──────── Records supplied

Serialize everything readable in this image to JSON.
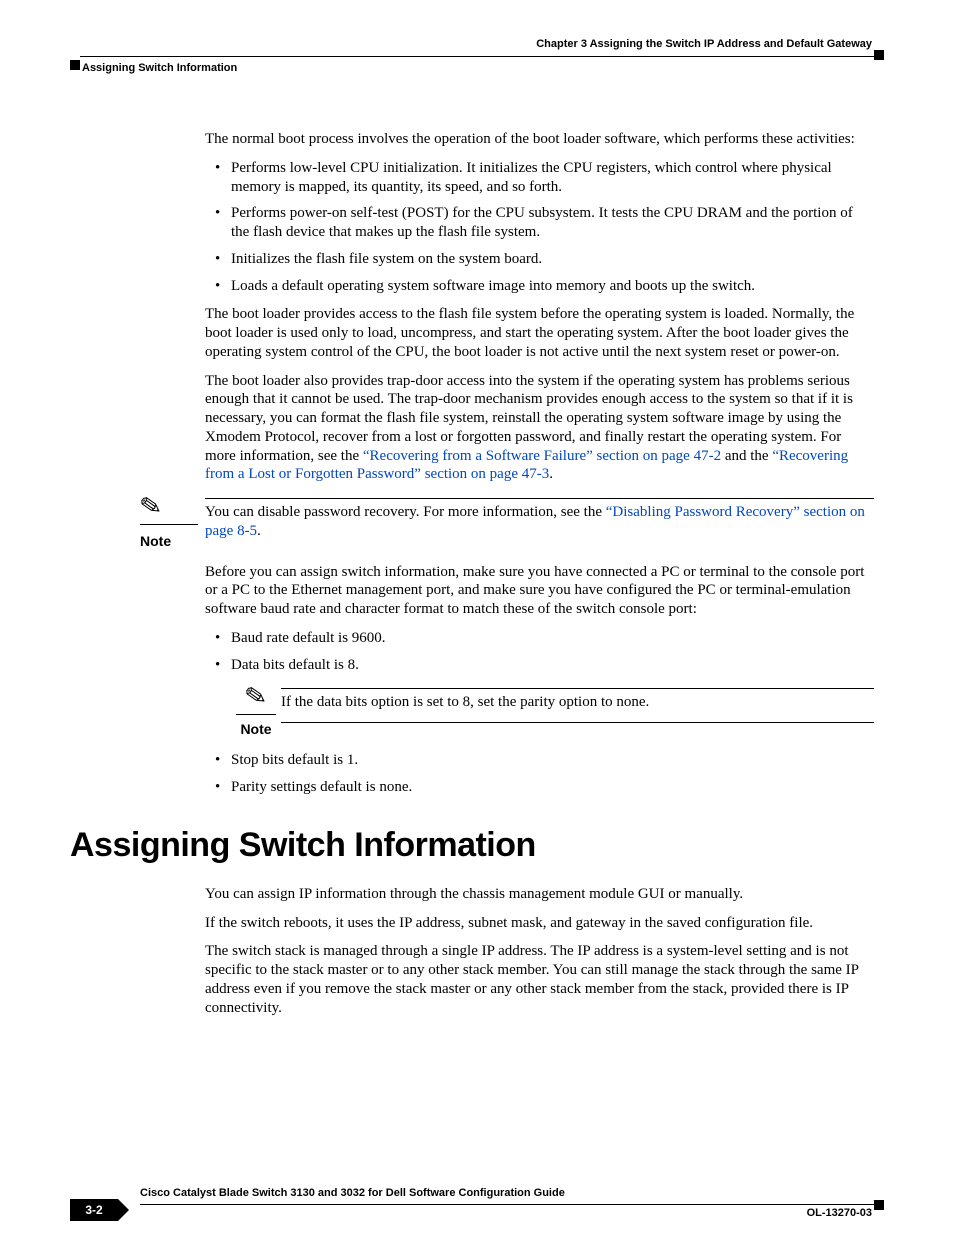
{
  "header": {
    "chapter": "Chapter 3      Assigning the Switch IP Address and Default Gateway",
    "section": "Assigning Switch Information"
  },
  "body": {
    "intro": "The normal boot process involves the operation of the boot loader software, which performs these activities:",
    "bullets1": [
      "Performs low-level CPU initialization. It initializes the CPU registers, which control where physical memory is mapped, its quantity, its speed, and so forth.",
      "Performs power-on self-test (POST) for the CPU subsystem. It tests the CPU DRAM and the portion of the flash device that makes up the flash file system.",
      "Initializes the flash file system on the system board.",
      "Loads a default operating system software image into memory and boots up the switch."
    ],
    "p2": "The boot loader provides access to the flash file system before the operating system is loaded. Normally, the boot loader is used only to load, uncompress, and start the operating system. After the boot loader gives the operating system control of the CPU, the boot loader is not active until the next system reset or power-on.",
    "p3a": "The boot loader also provides trap-door access into the system if the operating system has problems serious enough that it cannot be used. The trap-door mechanism provides enough access to the system so that if it is necessary, you can format the flash file system, reinstall the operating system software image by using the Xmodem Protocol, recover from a lost or forgotten password, and finally restart the operating system. For more information, see the ",
    "link1": "“Recovering from a Software Failure” section on page 47-2",
    "p3b": " and the ",
    "link2": "“Recovering from a Lost or Forgotten Password” section on page 47-3",
    "p3c": ".",
    "note1a": "You can disable password recovery. For more information, see the ",
    "note1link": "“Disabling Password Recovery” section on page 8-5",
    "note1b": ".",
    "p4": "Before you can assign switch information, make sure you have connected a PC or terminal to the console port or a PC to the Ethernet management port, and make sure you have configured the PC or terminal-emulation software baud rate and character format to match these of the switch console port:",
    "bullets2": [
      "Baud rate default is 9600.",
      "Data bits default is 8."
    ],
    "note2": "If the data bits option is set to 8, set the parity option to none.",
    "bullets3": [
      "Stop bits default is 1.",
      "Parity settings default is none."
    ],
    "h1": "Assigning Switch Information",
    "p5": "You can assign IP information through the chassis management module GUI or manually.",
    "p6": "If the switch reboots, it uses the IP address, subnet mask, and gateway in the saved configuration file.",
    "p7": "The switch stack is managed through a single IP address. The IP address is a system-level setting and is not specific to the stack master or to any other stack member. You can still manage the stack through the same IP address even if you remove the stack master or any other stack member from the stack, provided there is IP connectivity."
  },
  "labels": {
    "note": "Note"
  },
  "footer": {
    "title": "Cisco Catalyst Blade Switch 3130 and 3032 for Dell Software Configuration Guide",
    "page": "3-2",
    "doc": "OL-13270-03"
  }
}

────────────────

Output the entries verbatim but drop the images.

◆ Output of the exercise
Serialize everything readable in this image to JSON.
{
  "header": {
    "chapter": "Chapter 3      Assigning the Switch IP Address and Default Gateway",
    "section": "Assigning Switch Information"
  },
  "body": {
    "intro": "The normal boot process involves the operation of the boot loader software, which performs these activities:",
    "bullets1": [
      "Performs low-level CPU initialization. It initializes the CPU registers, which control where physical memory is mapped, its quantity, its speed, and so forth.",
      "Performs power-on self-test (POST) for the CPU subsystem. It tests the CPU DRAM and the portion of the flash device that makes up the flash file system.",
      "Initializes the flash file system on the system board.",
      "Loads a default operating system software image into memory and boots up the switch."
    ],
    "p2": "The boot loader provides access to the flash file system before the operating system is loaded. Normally, the boot loader is used only to load, uncompress, and start the operating system. After the boot loader gives the operating system control of the CPU, the boot loader is not active until the next system reset or power-on.",
    "p3a": "The boot loader also provides trap-door access into the system if the operating system has problems serious enough that it cannot be used. The trap-door mechanism provides enough access to the system so that if it is necessary, you can format the flash file system, reinstall the operating system software image by using the Xmodem Protocol, recover from a lost or forgotten password, and finally restart the operating system. For more information, see the ",
    "link1": "“Recovering from a Software Failure” section on page 47-2",
    "p3b": " and the ",
    "link2": "“Recovering from a Lost or Forgotten Password” section on page 47-3",
    "p3c": ".",
    "note1a": "You can disable password recovery. For more information, see the ",
    "note1link": "“Disabling Password Recovery” section on page 8-5",
    "note1b": ".",
    "p4": "Before you can assign switch information, make sure you have connected a PC or terminal to the console port or a PC to the Ethernet management port, and make sure you have configured the PC or terminal-emulation software baud rate and character format to match these of the switch console port:",
    "bullets2": [
      "Baud rate default is 9600.",
      "Data bits default is 8."
    ],
    "note2": "If the data bits option is set to 8, set the parity option to none.",
    "bullets3": [
      "Stop bits default is 1.",
      "Parity settings default is none."
    ],
    "h1": "Assigning Switch Information",
    "p5": "You can assign IP information through the chassis management module GUI or manually.",
    "p6": "If the switch reboots, it uses the IP address, subnet mask, and gateway in the saved configuration file.",
    "p7": "The switch stack is managed through a single IP address. The IP address is a system-level setting and is not specific to the stack master or to any other stack member. You can still manage the stack through the same IP address even if you remove the stack master or any other stack member from the stack, provided there is IP connectivity."
  },
  "labels": {
    "note": "Note"
  },
  "footer": {
    "title": "Cisco Catalyst Blade Switch 3130 and 3032 for Dell Software Configuration Guide",
    "page": "3-2",
    "doc": "OL-13270-03"
  }
}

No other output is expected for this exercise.